*Task instructions*. Whenever a line in the listing contains "Nokia", copy that line.

======== Dataset extract

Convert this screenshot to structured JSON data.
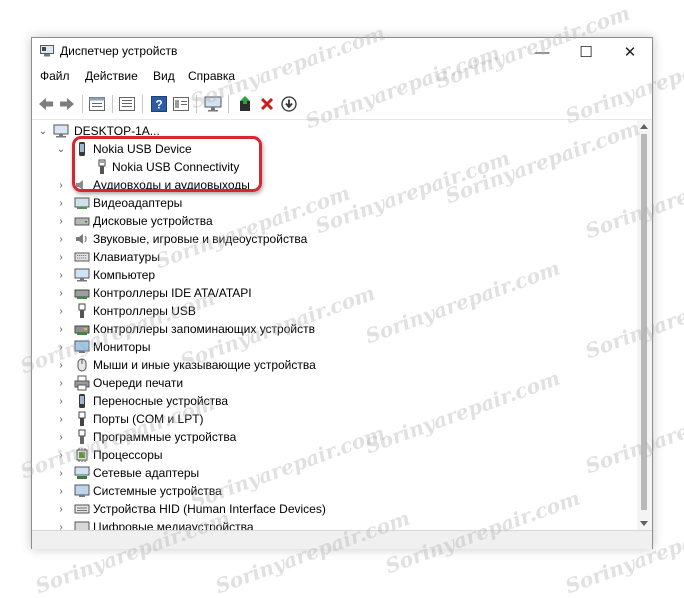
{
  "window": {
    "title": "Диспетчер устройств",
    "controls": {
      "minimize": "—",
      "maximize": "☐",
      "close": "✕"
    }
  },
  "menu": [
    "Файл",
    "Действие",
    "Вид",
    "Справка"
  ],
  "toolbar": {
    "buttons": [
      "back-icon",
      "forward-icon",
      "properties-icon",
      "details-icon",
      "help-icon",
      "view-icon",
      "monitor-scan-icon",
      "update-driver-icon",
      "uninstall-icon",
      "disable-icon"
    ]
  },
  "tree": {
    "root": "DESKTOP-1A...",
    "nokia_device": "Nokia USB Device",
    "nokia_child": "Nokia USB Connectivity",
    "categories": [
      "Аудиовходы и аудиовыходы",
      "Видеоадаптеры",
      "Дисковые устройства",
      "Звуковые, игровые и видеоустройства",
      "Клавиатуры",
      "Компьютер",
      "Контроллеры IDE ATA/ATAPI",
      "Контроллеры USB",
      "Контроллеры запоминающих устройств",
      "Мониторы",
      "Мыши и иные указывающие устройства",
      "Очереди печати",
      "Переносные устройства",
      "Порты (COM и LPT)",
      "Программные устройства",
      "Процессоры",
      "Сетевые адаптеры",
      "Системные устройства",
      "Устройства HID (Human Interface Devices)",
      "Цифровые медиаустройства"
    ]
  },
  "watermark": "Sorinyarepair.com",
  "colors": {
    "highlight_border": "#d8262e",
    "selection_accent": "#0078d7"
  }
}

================
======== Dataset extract

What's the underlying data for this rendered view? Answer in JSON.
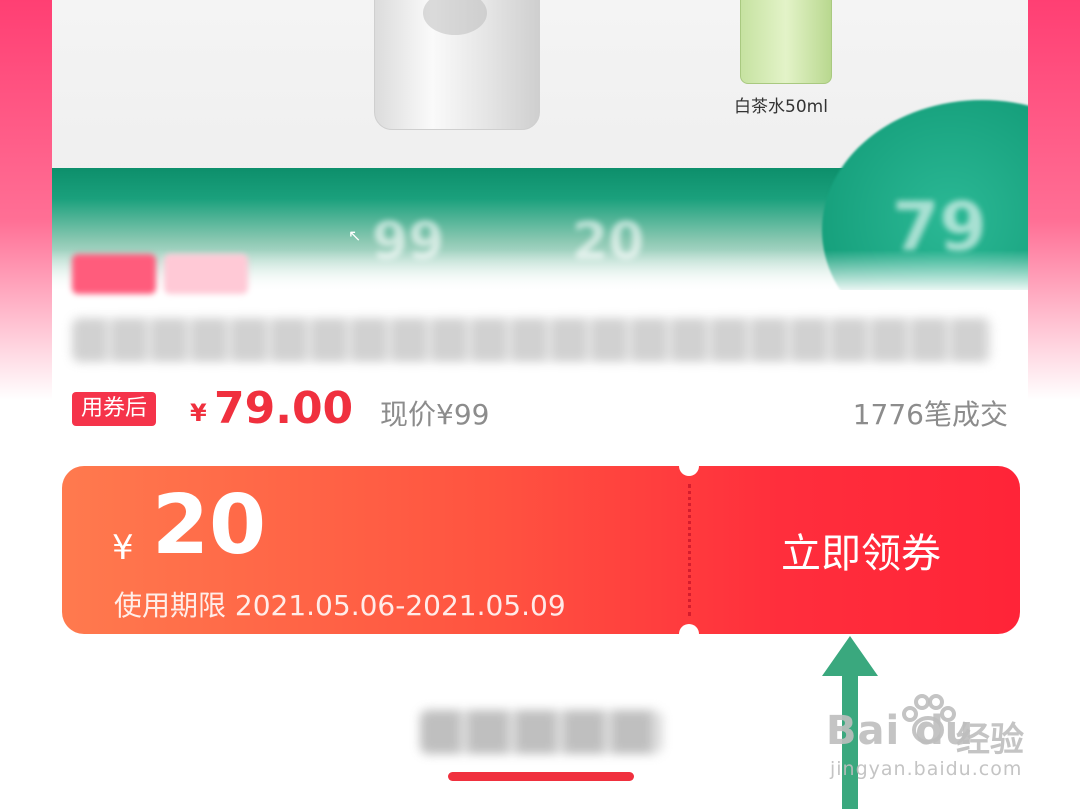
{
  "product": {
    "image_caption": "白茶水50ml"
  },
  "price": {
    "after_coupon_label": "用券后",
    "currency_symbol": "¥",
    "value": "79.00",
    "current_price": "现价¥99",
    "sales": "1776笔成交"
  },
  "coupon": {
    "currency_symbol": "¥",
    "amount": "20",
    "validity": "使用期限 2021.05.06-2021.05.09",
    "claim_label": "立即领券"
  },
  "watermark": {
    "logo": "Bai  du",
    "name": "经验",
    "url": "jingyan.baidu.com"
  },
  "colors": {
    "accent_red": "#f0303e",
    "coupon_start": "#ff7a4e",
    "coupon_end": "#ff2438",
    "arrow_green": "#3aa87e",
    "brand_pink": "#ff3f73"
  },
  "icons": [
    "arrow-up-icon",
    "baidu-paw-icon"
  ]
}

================

*Output of the exercise*.
    "nokia_device": "Nokia USB Device",
    "nokia_child": "Nokia USB Connectivity",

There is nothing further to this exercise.